### ACTIVITY
In the material below, write out each line word for word and omit the pictures.

-*-*-

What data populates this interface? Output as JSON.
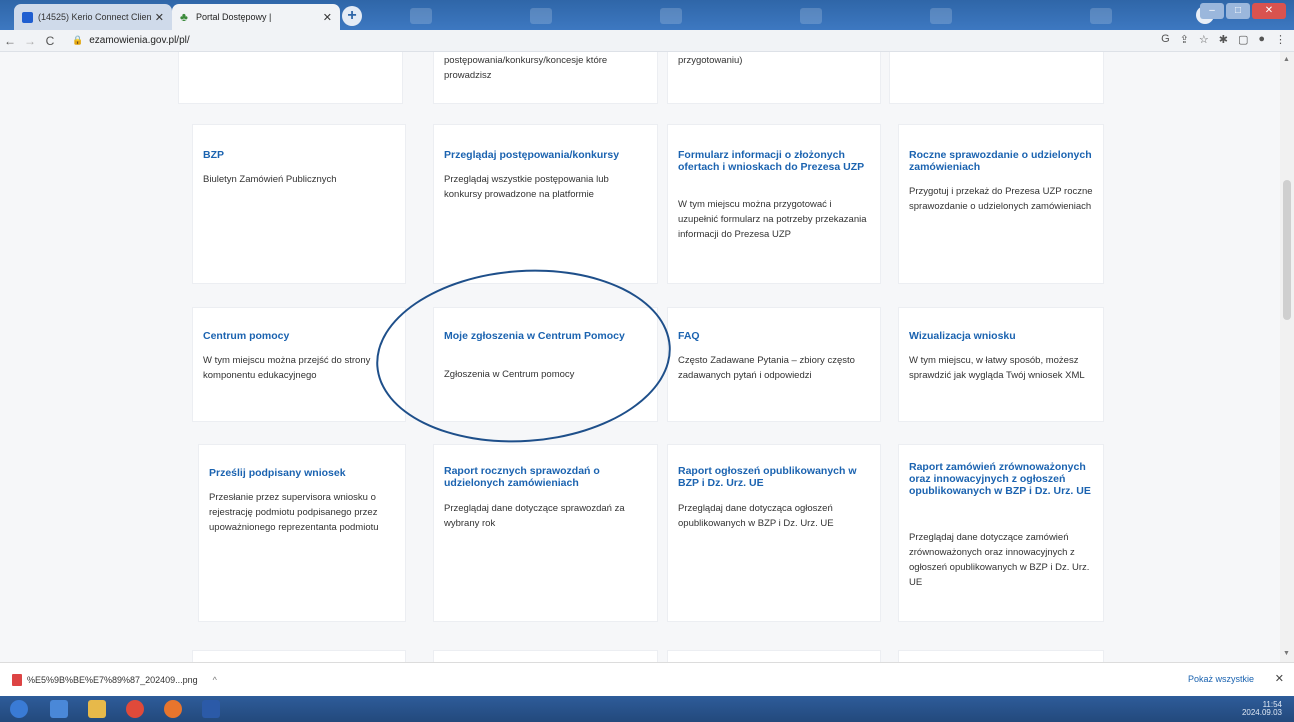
{
  "browser": {
    "tabs": [
      {
        "label": "(14525) Kerio Connect Client - h"
      },
      {
        "label": "Portal Dostępowy |"
      }
    ],
    "url": "ezamowienia.gov.pl/pl/"
  },
  "cards": [
    {
      "title": "",
      "desc": "postępowania/konkursy/koncesje które prowadzisz"
    },
    {
      "title": "",
      "desc": "przygotowaniu)"
    },
    {
      "title": "BZP",
      "desc": "Biuletyn Zamówień Publicznych"
    },
    {
      "title": "Przeglądaj postępowania/konkursy",
      "desc": "Przeglądaj wszystkie postępowania lub konkursy prowadzone na platformie"
    },
    {
      "title": "Formularz informacji o złożonych ofertach i wnioskach do Prezesa UZP",
      "desc": "W tym miejscu można przygotować i uzupełnić formularz na potrzeby przekazania informacji do Prezesa UZP"
    },
    {
      "title": "Roczne sprawozdanie o udzielonych zamówieniach",
      "desc": "Przygotuj i przekaż do Prezesa UZP roczne sprawozdanie o udzielonych zamówieniach"
    },
    {
      "title": "Centrum pomocy",
      "desc": "W tym miejscu można przejść do strony komponentu edukacyjnego"
    },
    {
      "title": "Moje zgłoszenia w Centrum Pomocy",
      "desc": "Zgłoszenia w Centrum pomocy"
    },
    {
      "title": "FAQ",
      "desc": "Często Zadawane Pytania – zbiory często zadawanych pytań i odpowiedzi"
    },
    {
      "title": "Wizualizacja wniosku",
      "desc": "W tym miejscu, w łatwy sposób, możesz sprawdzić jak wygląda Twój wniosek XML"
    },
    {
      "title": "Prześlij podpisany wniosek",
      "desc": "Przesłanie przez supervisora wniosku o rejestrację podmiotu podpisanego przez upoważnionego reprezentanta podmiotu"
    },
    {
      "title": "Raport rocznych sprawozdań o udzielonych zamówieniach",
      "desc": "Przeglądaj dane dotyczące sprawozdań za wybrany rok"
    },
    {
      "title": "Raport ogłoszeń opublikowanych w BZP i Dz. Urz. UE",
      "desc": "Przeglądaj dane dotycząca ogłoszeń opublikowanych w BZP i Dz. Urz. UE"
    },
    {
      "title": "Raport zamówień zrównoważonych oraz innowacyjnych z ogłoszeń opublikowanych w BZP i Dz. Urz. UE",
      "desc": "Przeglądaj dane dotyczące zamówień zrównoważonych oraz innowacyjnych z ogłoszeń opublikowanych w BZP i Dz. Urz. UE"
    }
  ],
  "download_bar": {
    "file": "%E5%9B%BE%E7%89%87_202409...png",
    "show_all": "Pokaż wszystkie"
  },
  "taskbar": {
    "time": "11:54",
    "date": "2024.09.03"
  },
  "colors": {
    "link": "#1b63b0",
    "annotation_circle": "#1e4f8a"
  }
}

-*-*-

### WRITTEN SOLUTION
What data populates this interface? Output as JSON.
{
  "browser": {
    "tabs": [
      {
        "label": "(14525) Kerio Connect Client - h"
      },
      {
        "label": "Portal Dostępowy |"
      }
    ],
    "url": "ezamowienia.gov.pl/pl/"
  },
  "cards": [
    {
      "title": "",
      "desc": "postępowania/konkursy/koncesje które prowadzisz"
    },
    {
      "title": "",
      "desc": "przygotowaniu)"
    },
    {
      "title": "BZP",
      "desc": "Biuletyn Zamówień Publicznych"
    },
    {
      "title": "Przeglądaj postępowania/konkursy",
      "desc": "Przeglądaj wszystkie postępowania lub konkursy prowadzone na platformie"
    },
    {
      "title": "Formularz informacji o złożonych ofertach i wnioskach do Prezesa UZP",
      "desc": "W tym miejscu można przygotować i uzupełnić formularz na potrzeby przekazania informacji do Prezesa UZP"
    },
    {
      "title": "Roczne sprawozdanie o udzielonych zamówieniach",
      "desc": "Przygotuj i przekaż do Prezesa UZP roczne sprawozdanie o udzielonych zamówieniach"
    },
    {
      "title": "Centrum pomocy",
      "desc": "W tym miejscu można przejść do strony komponentu edukacyjnego"
    },
    {
      "title": "Moje zgłoszenia w Centrum Pomocy",
      "desc": "Zgłoszenia w Centrum pomocy"
    },
    {
      "title": "FAQ",
      "desc": "Często Zadawane Pytania – zbiory często zadawanych pytań i odpowiedzi"
    },
    {
      "title": "Wizualizacja wniosku",
      "desc": "W tym miejscu, w łatwy sposób, możesz sprawdzić jak wygląda Twój wniosek XML"
    },
    {
      "title": "Prześlij podpisany wniosek",
      "desc": "Przesłanie przez supervisora wniosku o rejestrację podmiotu podpisanego przez upoważnionego reprezentanta podmiotu"
    },
    {
      "title": "Raport rocznych sprawozdań o udzielonych zamówieniach",
      "desc": "Przeglądaj dane dotyczące sprawozdań za wybrany rok"
    },
    {
      "title": "Raport ogłoszeń opublikowanych w BZP i Dz. Urz. UE",
      "desc": "Przeglądaj dane dotycząca ogłoszeń opublikowanych w BZP i Dz. Urz. UE"
    },
    {
      "title": "Raport zamówień zrównoważonych oraz innowacyjnych z ogłoszeń opublikowanych w BZP i Dz. Urz. UE",
      "desc": "Przeglądaj dane dotyczące zamówień zrównoważonych oraz innowacyjnych z ogłoszeń opublikowanych w BZP i Dz. Urz. UE"
    }
  ],
  "download_bar": {
    "file": "%E5%9B%BE%E7%89%87_202409...png",
    "show_all": "Pokaż wszystkie"
  },
  "taskbar": {
    "time": "11:54",
    "date": "2024.09.03"
  },
  "colors": {
    "link": "#1b63b0",
    "annotation_circle": "#1e4f8a"
  }
}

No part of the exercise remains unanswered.